Action item:
Below are entries to reproduce exactly, apart from their pictures.

Input for this task:
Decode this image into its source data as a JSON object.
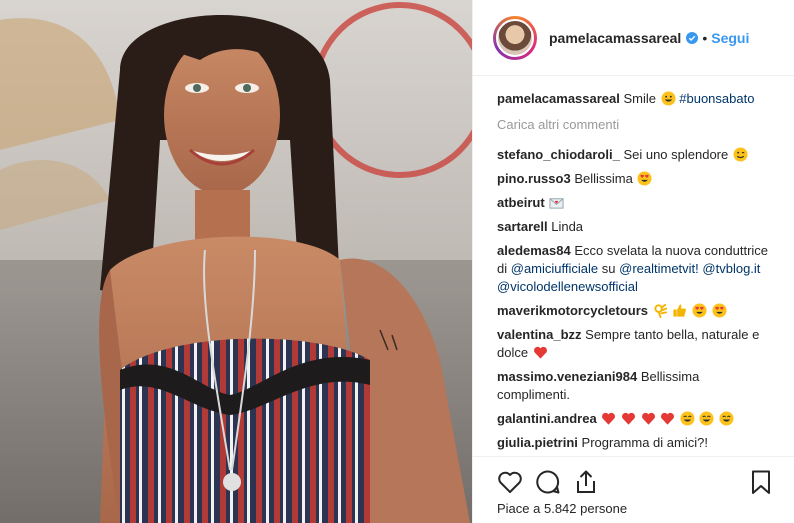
{
  "header": {
    "username": "pamelacamassareal",
    "dot": "•",
    "follow_label": "Segui"
  },
  "caption": {
    "username": "pamelacamassareal",
    "text": "Smile",
    "hashtag": "#buonsabato"
  },
  "load_more": "Carica altri commenti",
  "comments": [
    {
      "user": "stefano_chiodaroli_",
      "text": "Sei uno splendore",
      "emoji": [
        "wink"
      ]
    },
    {
      "user": "pino.russo3",
      "text": "Bellissima",
      "emoji": [
        "heart-eyes"
      ]
    },
    {
      "user": "atbeirut",
      "text": "",
      "emoji": [
        "love-letter"
      ]
    },
    {
      "user": "sartarell",
      "text": "Linda",
      "emoji": []
    },
    {
      "user": "aledemas84",
      "text": "Ecco svelata la nuova conduttrice di",
      "mention1": "@amiciufficiale",
      "text2": "su",
      "mention2": "@realtimetvit!",
      "mention3": "@tvblog.it",
      "mention4": "@vicolodellenewsofficial"
    },
    {
      "user": "maverikmotorcycletours",
      "text": "",
      "emoji": [
        "ok-hand",
        "thumbs-up",
        "heart-eyes",
        "heart-eyes"
      ]
    },
    {
      "user": "valentina_bzz",
      "text": "Sempre tanto bella, naturale e dolce",
      "emoji": [
        "red-heart"
      ]
    },
    {
      "user": "massimo.veneziani984",
      "text": "Bellissima complimenti.",
      "emoji": []
    },
    {
      "user": "galantini.andrea",
      "text": "",
      "emoji": [
        "red-heart",
        "red-heart",
        "red-heart",
        "red-heart",
        "grin",
        "grin",
        "grin"
      ]
    },
    {
      "user": "giulia.pietrini",
      "text": "Programma di amici?!"
    }
  ],
  "likes_text": "Piace a 5.842 persone",
  "colors": {
    "accent": "#3897f0",
    "link": "#003569",
    "muted": "#999999",
    "text": "#262626"
  },
  "icons": [
    "verified-badge-icon",
    "heart-icon",
    "comment-icon",
    "share-icon",
    "bookmark-icon"
  ]
}
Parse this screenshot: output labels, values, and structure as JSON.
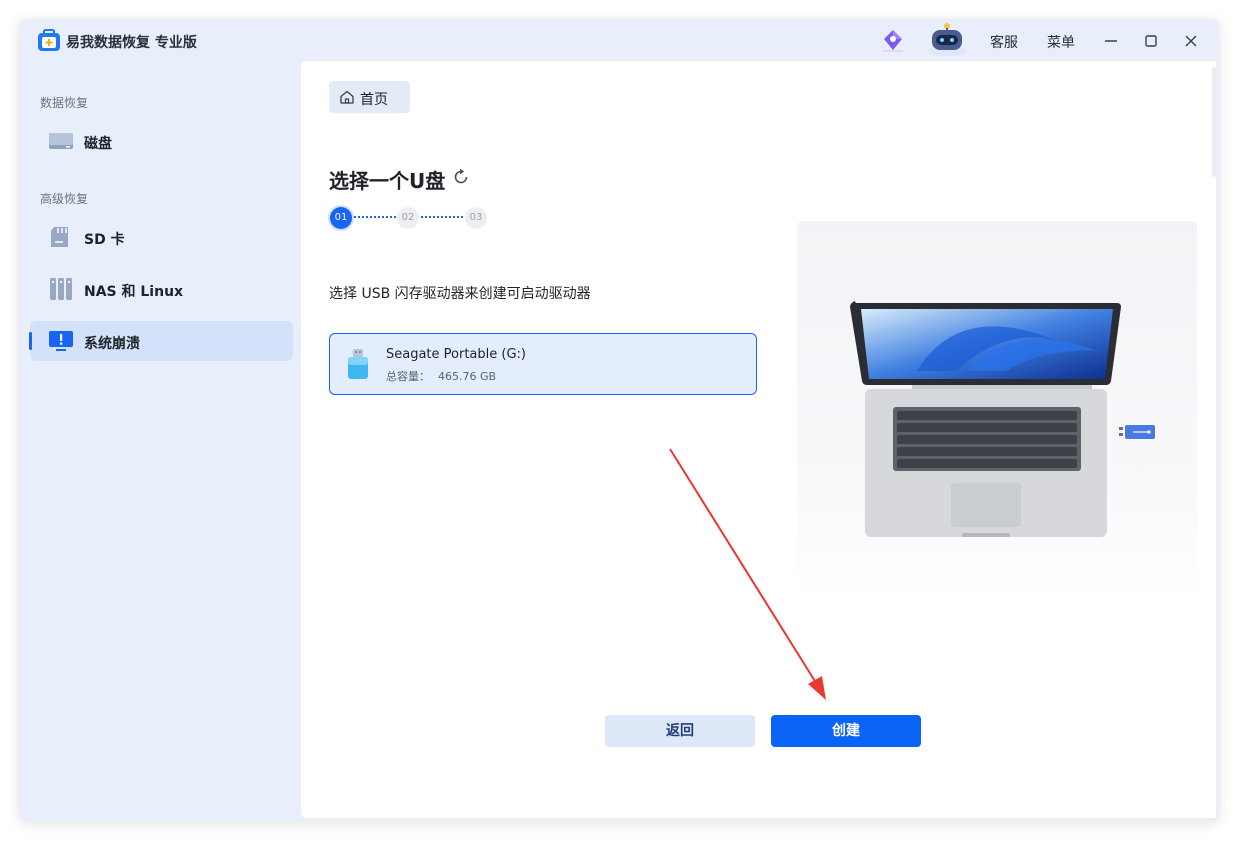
{
  "app": {
    "title": "易我数据恢复 专业版",
    "icons": [
      "app-logo-icon",
      "diamond-icon",
      "robot-assistant-icon"
    ]
  },
  "titlebar": {
    "support_label": "客服",
    "menu_label": "菜单",
    "window_controls": [
      "minimize-icon",
      "maximize-icon",
      "close-icon"
    ]
  },
  "sidebar": {
    "section_data": "数据恢复",
    "section_advanced": "高级恢复",
    "items": [
      {
        "label": "磁盘",
        "icon": "disk-icon",
        "active": false
      },
      {
        "label": "SD 卡",
        "icon": "sd-card-icon",
        "active": false
      },
      {
        "label": "NAS 和 Linux",
        "icon": "nas-icon",
        "active": false
      },
      {
        "label": "系统崩溃",
        "icon": "system-crash-icon",
        "active": true
      }
    ]
  },
  "breadcrumb": {
    "home_label": "首页",
    "icon": "home-icon"
  },
  "page": {
    "title": "选择一个U盘",
    "steps": [
      "01",
      "02",
      "03"
    ],
    "current_step": "01",
    "instruction": "选择 USB 闪存驱动器来创建可启动驱动器"
  },
  "drive": {
    "name": "Seagate Portable (G:)",
    "capacity_label": "总容量：",
    "capacity_value": "465.76 GB",
    "icon": "usb-drive-icon",
    "selected": true
  },
  "actions": {
    "back_label": "返回",
    "create_label": "创建"
  },
  "colors": {
    "accent": "#1764f5",
    "sidebar_bg": "#e9effa",
    "active_item_bg": "#d4e1fb",
    "annotation_arrow": "#e8382f"
  }
}
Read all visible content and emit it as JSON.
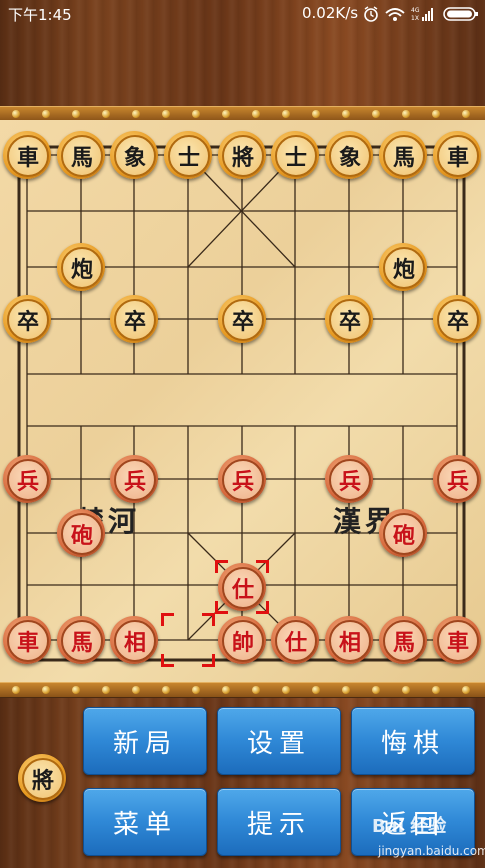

Written response:
Decode this image into its source data as a JSON object.
{
  "header": {
    "username": "pamelacamassareal",
    "dot": "•",
    "follow_label": "Segui"
  },
  "caption": {
    "username": "pamelacamassareal",
    "text": "Smile",
    "hashtag": "#buonsabato"
  },
  "load_more": "Carica altri commenti",
  "comments": [
    {
      "user": "stefano_chiodaroli_",
      "text": "Sei uno splendore",
      "emoji": [
        "wink"
      ]
    },
    {
      "user": "pino.russo3",
      "text": "Bellissima",
      "emoji": [
        "heart-eyes"
      ]
    },
    {
      "user": "atbeirut",
      "text": "",
      "emoji": [
        "love-letter"
      ]
    },
    {
      "user": "sartarell",
      "text": "Linda",
      "emoji": []
    },
    {
      "user": "aledemas84",
      "text": "Ecco svelata la nuova conduttrice di",
      "mention1": "@amiciufficiale",
      "text2": "su",
      "mention2": "@realtimetvit!",
      "mention3": "@tvblog.it",
      "mention4": "@vicolodellenewsofficial"
    },
    {
      "user": "maverikmotorcycletours",
      "text": "",
      "emoji": [
        "ok-hand",
        "thumbs-up",
        "heart-eyes",
        "heart-eyes"
      ]
    },
    {
      "user": "valentina_bzz",
      "text": "Sempre tanto bella, naturale e dolce",
      "emoji": [
        "red-heart"
      ]
    },
    {
      "user": "massimo.veneziani984",
      "text": "Bellissima complimenti.",
      "emoji": []
    },
    {
      "user": "galantini.andrea",
      "text": "",
      "emoji": [
        "red-heart",
        "red-heart",
        "red-heart",
        "red-heart",
        "grin",
        "grin",
        "grin"
      ]
    },
    {
      "user": "giulia.pietrini",
      "text": "Programma di amici?!"
    }
  ],
  "likes_text": "Piace a 5.842 persone",
  "colors": {
    "accent": "#3897f0",
    "link": "#003569",
    "muted": "#999999",
    "text": "#262626"
  },
  "icons": [
    "verified-badge-icon",
    "heart-icon",
    "comment-icon",
    "share-icon",
    "bookmark-icon"
  ]
}
Parse this screenshot: output labels, values, and structure as JSON.
{
  "app": {
    "title": "易我数据恢复 专业版",
    "icons": [
      "app-logo-icon",
      "diamond-icon",
      "robot-assistant-icon"
    ]
  },
  "titlebar": {
    "support_label": "客服",
    "menu_label": "菜单",
    "window_controls": [
      "minimize-icon",
      "maximize-icon",
      "close-icon"
    ]
  },
  "sidebar": {
    "section_data": "数据恢复",
    "section_advanced": "高级恢复",
    "items": [
      {
        "label": "磁盘",
        "icon": "disk-icon",
        "active": false
      },
      {
        "label": "SD 卡",
        "icon": "sd-card-icon",
        "active": false
      },
      {
        "label": "NAS 和 Linux",
        "icon": "nas-icon",
        "active": false
      },
      {
        "label": "系统崩溃",
        "icon": "system-crash-icon",
        "active": true
      }
    ]
  },
  "breadcrumb": {
    "home_label": "首页",
    "icon": "home-icon"
  },
  "page": {
    "title": "选择一个U盘",
    "steps": [
      "01",
      "02",
      "03"
    ],
    "current_step": "01",
    "instruction": "选择 USB 闪存驱动器来创建可启动驱动器"
  },
  "drive": {
    "name": "Seagate Portable (G:)",
    "capacity_label": "总容量：",
    "capacity_value": "465.76 GB",
    "icon": "usb-drive-icon",
    "selected": true
  },
  "actions": {
    "back_label": "返回",
    "create_label": "创建"
  },
  "colors": {
    "accent": "#1764f5",
    "sidebar_bg": "#e9effa",
    "active_item_bg": "#d4e1fb",
    "annotation_arrow": "#e8382f"
  }
}
Read all visible content and emit it as JSON.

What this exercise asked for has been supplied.